* Required action: Read the entries below and pull out each line with the string "IteamTest".

>>>

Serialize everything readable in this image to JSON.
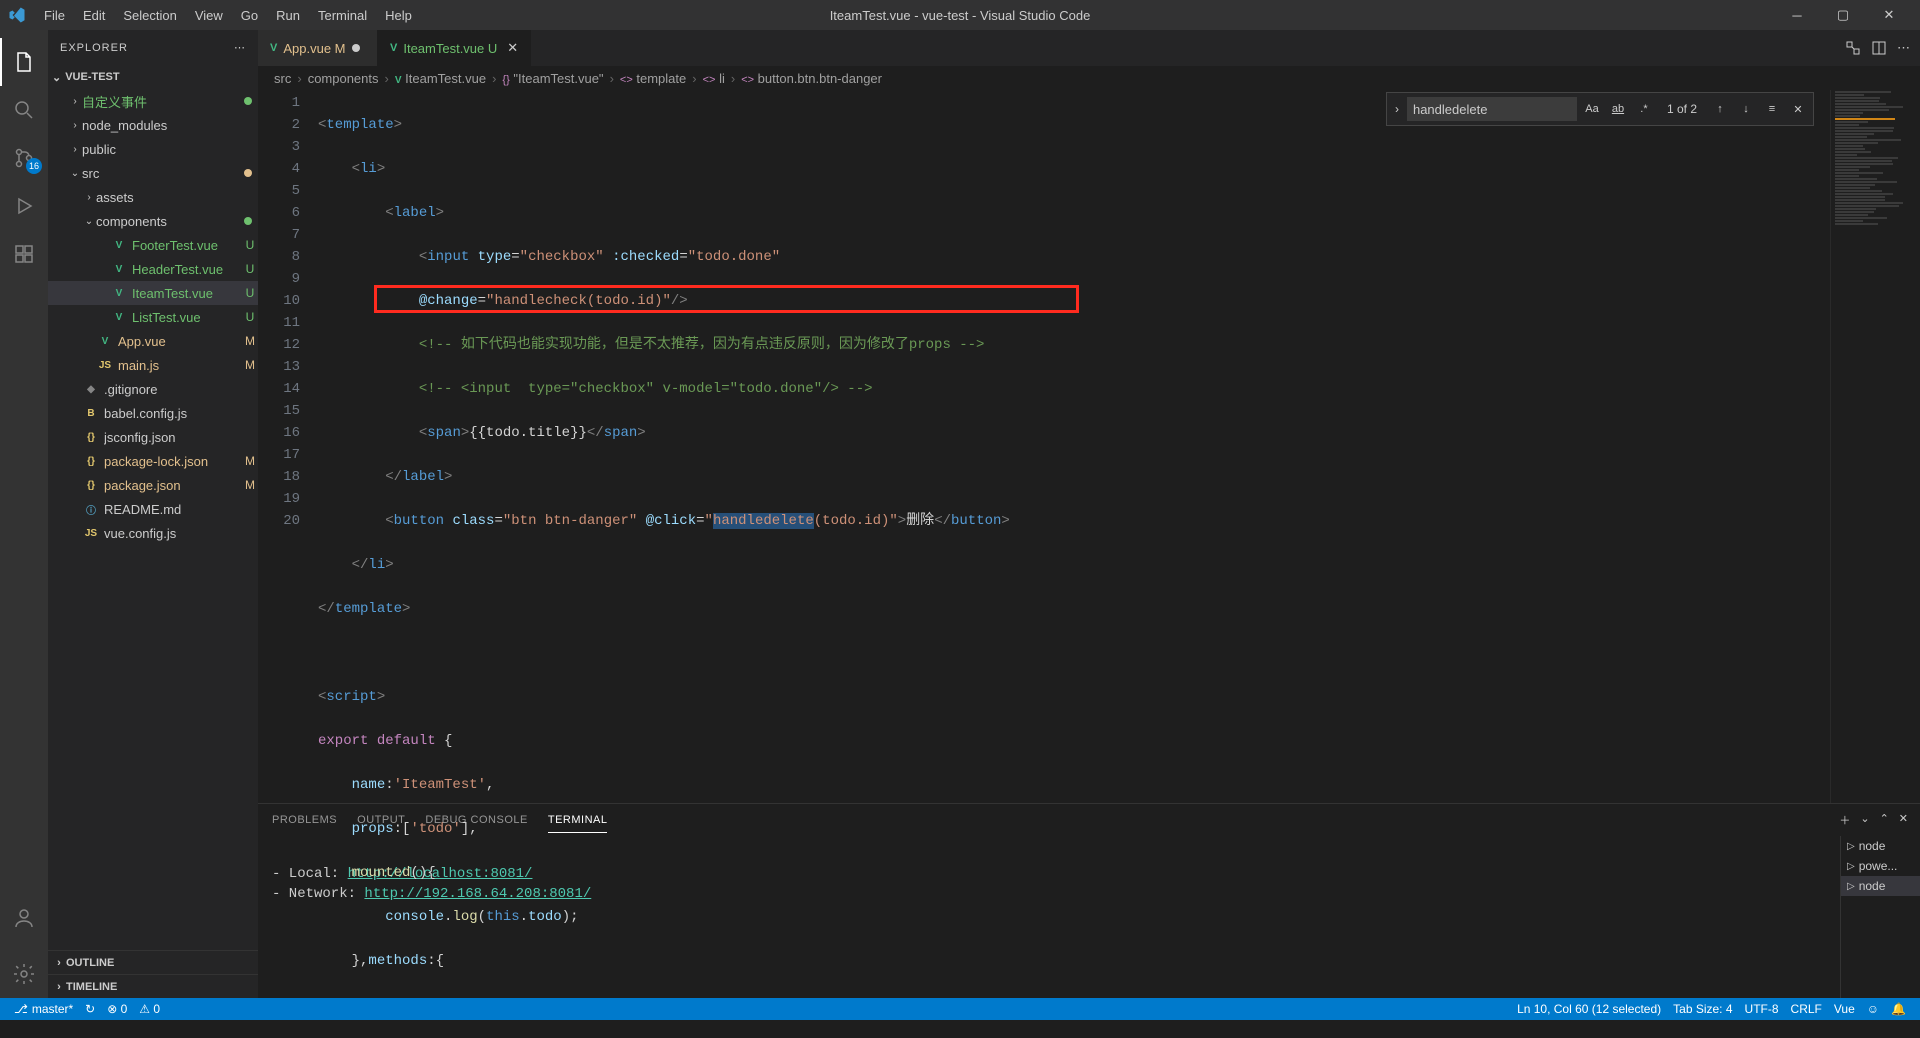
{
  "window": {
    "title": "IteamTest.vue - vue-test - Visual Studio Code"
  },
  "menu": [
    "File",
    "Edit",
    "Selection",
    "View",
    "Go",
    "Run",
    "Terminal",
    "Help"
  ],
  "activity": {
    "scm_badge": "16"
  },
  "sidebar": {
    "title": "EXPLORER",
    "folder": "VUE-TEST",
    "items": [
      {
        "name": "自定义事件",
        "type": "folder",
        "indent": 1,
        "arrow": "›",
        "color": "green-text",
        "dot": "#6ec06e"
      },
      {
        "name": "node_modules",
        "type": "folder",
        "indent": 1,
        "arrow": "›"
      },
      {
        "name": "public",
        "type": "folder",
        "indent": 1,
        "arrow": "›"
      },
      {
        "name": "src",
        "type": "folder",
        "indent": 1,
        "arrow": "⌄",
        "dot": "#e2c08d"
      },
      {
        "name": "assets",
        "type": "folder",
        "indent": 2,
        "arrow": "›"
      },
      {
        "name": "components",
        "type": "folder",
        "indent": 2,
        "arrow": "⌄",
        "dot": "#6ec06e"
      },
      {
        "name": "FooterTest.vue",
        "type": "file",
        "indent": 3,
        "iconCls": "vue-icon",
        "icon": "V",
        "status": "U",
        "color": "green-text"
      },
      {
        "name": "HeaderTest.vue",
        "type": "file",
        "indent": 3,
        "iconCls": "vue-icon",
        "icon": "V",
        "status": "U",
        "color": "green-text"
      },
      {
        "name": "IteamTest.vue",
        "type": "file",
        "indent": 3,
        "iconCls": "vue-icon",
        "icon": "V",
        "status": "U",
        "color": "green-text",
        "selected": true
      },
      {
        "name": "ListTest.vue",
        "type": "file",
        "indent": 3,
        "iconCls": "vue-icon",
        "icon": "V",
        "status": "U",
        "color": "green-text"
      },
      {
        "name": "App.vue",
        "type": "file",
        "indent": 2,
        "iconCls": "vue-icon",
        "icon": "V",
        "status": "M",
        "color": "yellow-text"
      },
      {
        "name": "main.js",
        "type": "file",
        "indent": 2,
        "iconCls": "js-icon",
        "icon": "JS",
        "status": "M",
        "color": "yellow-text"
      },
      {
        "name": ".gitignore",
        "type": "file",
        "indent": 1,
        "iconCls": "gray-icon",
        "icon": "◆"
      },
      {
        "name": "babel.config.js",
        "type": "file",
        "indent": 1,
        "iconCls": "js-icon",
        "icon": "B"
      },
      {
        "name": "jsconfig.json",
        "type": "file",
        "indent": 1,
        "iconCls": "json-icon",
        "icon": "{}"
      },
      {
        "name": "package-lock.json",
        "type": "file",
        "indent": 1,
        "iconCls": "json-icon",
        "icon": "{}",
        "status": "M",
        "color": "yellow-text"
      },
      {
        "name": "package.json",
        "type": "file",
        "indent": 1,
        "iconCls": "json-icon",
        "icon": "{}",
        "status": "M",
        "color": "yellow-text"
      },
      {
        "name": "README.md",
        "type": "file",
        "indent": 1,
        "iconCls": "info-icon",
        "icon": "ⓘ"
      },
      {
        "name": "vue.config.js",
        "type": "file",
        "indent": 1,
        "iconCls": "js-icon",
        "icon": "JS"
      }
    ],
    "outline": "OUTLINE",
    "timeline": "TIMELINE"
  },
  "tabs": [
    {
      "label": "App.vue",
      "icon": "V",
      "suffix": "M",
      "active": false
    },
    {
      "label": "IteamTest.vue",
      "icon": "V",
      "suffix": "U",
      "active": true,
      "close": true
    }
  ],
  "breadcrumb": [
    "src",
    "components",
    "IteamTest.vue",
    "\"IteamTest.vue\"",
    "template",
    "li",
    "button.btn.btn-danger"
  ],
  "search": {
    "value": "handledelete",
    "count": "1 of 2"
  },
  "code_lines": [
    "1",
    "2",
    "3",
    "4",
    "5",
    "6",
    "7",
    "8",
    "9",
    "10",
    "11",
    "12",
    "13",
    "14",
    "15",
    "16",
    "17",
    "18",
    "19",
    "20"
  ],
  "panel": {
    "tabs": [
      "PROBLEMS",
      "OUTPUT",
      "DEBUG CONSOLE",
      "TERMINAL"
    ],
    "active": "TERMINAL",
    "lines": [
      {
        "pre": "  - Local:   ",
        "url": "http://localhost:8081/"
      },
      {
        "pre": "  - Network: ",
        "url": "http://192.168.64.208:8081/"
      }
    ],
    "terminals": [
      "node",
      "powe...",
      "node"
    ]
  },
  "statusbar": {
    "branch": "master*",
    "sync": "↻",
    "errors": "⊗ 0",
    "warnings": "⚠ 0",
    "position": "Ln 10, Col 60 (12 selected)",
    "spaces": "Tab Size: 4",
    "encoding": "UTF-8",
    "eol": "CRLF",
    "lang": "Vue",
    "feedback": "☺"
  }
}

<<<
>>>

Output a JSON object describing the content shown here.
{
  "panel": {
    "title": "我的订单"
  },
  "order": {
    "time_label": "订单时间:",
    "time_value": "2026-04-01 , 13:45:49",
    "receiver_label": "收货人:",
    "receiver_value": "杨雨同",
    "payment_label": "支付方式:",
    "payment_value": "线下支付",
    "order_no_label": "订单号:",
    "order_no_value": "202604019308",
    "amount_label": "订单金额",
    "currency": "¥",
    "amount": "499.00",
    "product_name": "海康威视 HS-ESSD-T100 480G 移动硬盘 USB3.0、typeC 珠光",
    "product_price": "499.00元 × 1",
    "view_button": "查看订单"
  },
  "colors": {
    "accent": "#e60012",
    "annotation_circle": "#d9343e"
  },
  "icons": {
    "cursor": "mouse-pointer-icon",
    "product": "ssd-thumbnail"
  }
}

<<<
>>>

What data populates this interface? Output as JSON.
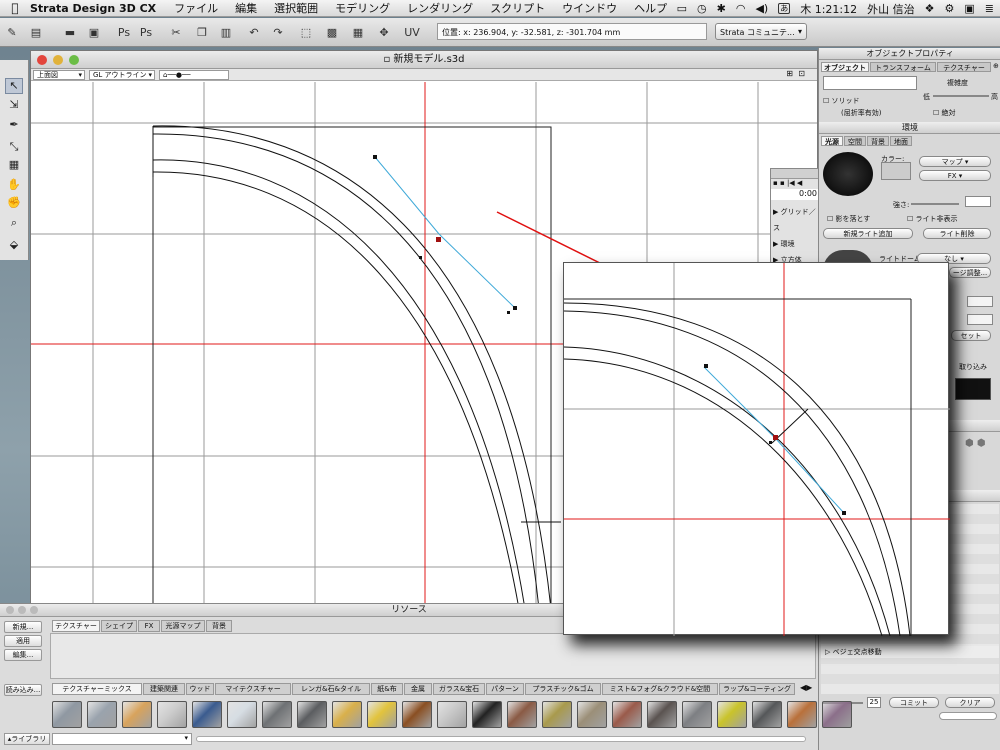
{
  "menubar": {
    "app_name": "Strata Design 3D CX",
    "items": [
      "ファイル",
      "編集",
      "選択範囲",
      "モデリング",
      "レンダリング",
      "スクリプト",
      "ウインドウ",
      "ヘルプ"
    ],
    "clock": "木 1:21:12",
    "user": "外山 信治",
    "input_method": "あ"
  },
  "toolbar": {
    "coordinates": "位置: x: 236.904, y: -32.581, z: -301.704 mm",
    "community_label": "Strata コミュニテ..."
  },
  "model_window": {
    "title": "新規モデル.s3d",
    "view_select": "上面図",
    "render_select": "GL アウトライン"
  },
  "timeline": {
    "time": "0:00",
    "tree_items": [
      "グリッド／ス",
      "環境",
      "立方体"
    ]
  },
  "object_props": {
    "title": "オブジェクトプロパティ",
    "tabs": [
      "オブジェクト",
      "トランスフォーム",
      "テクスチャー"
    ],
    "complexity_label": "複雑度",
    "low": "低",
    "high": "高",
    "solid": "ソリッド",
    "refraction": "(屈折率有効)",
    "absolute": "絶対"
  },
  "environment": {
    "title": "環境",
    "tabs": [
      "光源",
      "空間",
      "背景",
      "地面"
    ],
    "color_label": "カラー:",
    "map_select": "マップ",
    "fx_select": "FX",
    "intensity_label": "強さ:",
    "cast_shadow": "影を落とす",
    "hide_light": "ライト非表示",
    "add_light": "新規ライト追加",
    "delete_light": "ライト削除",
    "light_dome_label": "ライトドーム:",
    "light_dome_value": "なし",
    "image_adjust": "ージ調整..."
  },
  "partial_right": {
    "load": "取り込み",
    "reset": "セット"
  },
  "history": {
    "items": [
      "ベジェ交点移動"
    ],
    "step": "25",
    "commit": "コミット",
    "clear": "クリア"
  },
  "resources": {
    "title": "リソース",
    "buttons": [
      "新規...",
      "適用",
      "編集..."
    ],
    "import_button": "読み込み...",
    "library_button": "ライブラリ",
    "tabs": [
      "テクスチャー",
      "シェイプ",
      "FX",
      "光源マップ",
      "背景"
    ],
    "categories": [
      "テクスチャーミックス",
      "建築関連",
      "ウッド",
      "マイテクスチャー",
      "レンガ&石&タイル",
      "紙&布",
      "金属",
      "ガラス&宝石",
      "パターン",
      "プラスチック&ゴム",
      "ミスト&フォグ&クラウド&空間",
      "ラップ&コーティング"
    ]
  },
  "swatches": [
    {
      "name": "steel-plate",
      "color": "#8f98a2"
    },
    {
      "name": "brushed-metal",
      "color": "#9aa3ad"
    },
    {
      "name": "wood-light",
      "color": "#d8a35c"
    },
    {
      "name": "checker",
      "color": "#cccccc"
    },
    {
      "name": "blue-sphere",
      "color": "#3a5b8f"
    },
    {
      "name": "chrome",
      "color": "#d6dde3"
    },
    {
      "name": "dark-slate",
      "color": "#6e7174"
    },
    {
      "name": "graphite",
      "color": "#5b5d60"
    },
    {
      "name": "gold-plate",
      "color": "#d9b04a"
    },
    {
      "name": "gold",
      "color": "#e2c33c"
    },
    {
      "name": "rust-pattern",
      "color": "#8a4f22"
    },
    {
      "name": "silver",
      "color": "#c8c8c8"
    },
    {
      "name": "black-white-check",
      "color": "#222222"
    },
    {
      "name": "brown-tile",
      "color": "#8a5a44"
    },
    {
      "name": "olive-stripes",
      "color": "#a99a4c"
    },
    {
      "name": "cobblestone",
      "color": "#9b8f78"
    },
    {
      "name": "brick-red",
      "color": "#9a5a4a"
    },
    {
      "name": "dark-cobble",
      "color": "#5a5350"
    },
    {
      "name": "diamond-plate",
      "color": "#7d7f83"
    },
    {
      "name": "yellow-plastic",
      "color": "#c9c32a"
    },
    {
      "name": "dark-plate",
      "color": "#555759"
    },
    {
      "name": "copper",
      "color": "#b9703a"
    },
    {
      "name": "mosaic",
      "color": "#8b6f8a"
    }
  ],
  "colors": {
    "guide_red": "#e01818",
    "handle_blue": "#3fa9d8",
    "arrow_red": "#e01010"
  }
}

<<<

* Response to the task:
    "title": "IteamTest.vue - vue-test - Visual Studio Code"
        "name": "IteamTest.vue",
      "label": "IteamTest.vue",
    "IteamTest.vue",
    "\"IteamTest.vue\"",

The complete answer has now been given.